*** Block opens ***

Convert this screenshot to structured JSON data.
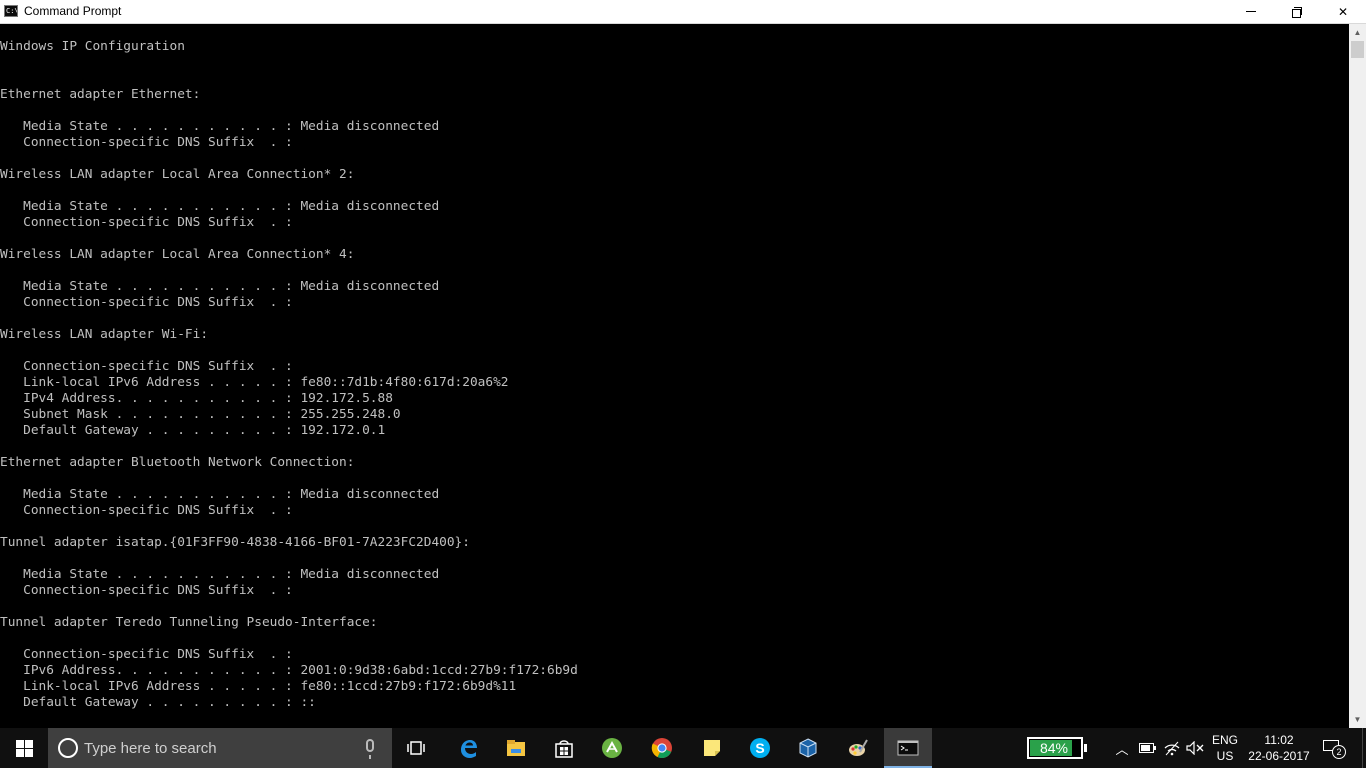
{
  "window": {
    "title": "Command Prompt",
    "icon": "cmd-icon"
  },
  "console": {
    "lines": [
      "Windows IP Configuration",
      "",
      "",
      "Ethernet adapter Ethernet:",
      "",
      "   Media State . . . . . . . . . . . : Media disconnected",
      "   Connection-specific DNS Suffix  . :",
      "",
      "Wireless LAN adapter Local Area Connection* 2:",
      "",
      "   Media State . . . . . . . . . . . : Media disconnected",
      "   Connection-specific DNS Suffix  . :",
      "",
      "Wireless LAN adapter Local Area Connection* 4:",
      "",
      "   Media State . . . . . . . . . . . : Media disconnected",
      "   Connection-specific DNS Suffix  . :",
      "",
      "Wireless LAN adapter Wi-Fi:",
      "",
      "   Connection-specific DNS Suffix  . :",
      "   Link-local IPv6 Address . . . . . : fe80::7d1b:4f80:617d:20a6%2",
      "   IPv4 Address. . . . . . . . . . . : 192.172.5.88",
      "   Subnet Mask . . . . . . . . . . . : 255.255.248.0",
      "   Default Gateway . . . . . . . . . : 192.172.0.1",
      "",
      "Ethernet adapter Bluetooth Network Connection:",
      "",
      "   Media State . . . . . . . . . . . : Media disconnected",
      "   Connection-specific DNS Suffix  . :",
      "",
      "Tunnel adapter isatap.{01F3FF90-4838-4166-BF01-7A223FC2D400}:",
      "",
      "   Media State . . . . . . . . . . . : Media disconnected",
      "   Connection-specific DNS Suffix  . :",
      "",
      "Tunnel adapter Teredo Tunneling Pseudo-Interface:",
      "",
      "   Connection-specific DNS Suffix  . :",
      "   IPv6 Address. . . . . . . . . . . : 2001:0:9d38:6abd:1ccd:27b9:f172:6b9d",
      "   Link-local IPv6 Address . . . . . : fe80::1ccd:27b9:f172:6b9d%11",
      "   Default Gateway . . . . . . . . . : ::"
    ]
  },
  "taskbar": {
    "search_placeholder": "Type here to search",
    "apps": [
      {
        "name": "task-view-icon"
      },
      {
        "name": "edge-icon"
      },
      {
        "name": "file-explorer-icon"
      },
      {
        "name": "store-icon"
      },
      {
        "name": "android-studio-icon"
      },
      {
        "name": "chrome-icon"
      },
      {
        "name": "sticky-notes-icon"
      },
      {
        "name": "skype-icon"
      },
      {
        "name": "virtualbox-icon"
      },
      {
        "name": "paint-icon"
      },
      {
        "name": "command-prompt-icon",
        "active": true
      }
    ],
    "battery_percent_label": "84%",
    "battery_level": 0.84,
    "language": "ENG",
    "keyboard_layout": "US",
    "time": "11:02",
    "date": "22-06-2017",
    "notification_count": "2"
  },
  "colors": {
    "console_bg": "#000000",
    "console_text": "#c0c0c0",
    "taskbar_bg": "#101010",
    "battery_fill": "#2aa14a",
    "active_indicator": "#7fb2e5"
  }
}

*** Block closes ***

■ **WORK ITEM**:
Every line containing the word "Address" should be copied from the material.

■ **SOLVED PROBLEM**:
      "   Link-local IPv6 Address . . . . . : fe80::7d1b:4f80:617d:20a6%2",
      "   IPv4 Address. . . . . . . . . . . : 192.172.5.88",
      "   IPv6 Address. . . . . . . . . . . : 2001:0:9d38:6abd:1ccd:27b9:f172:6b9d",
      "   Link-local IPv6 Address . . . . . : fe80::1ccd:27b9:f172:6b9d%11",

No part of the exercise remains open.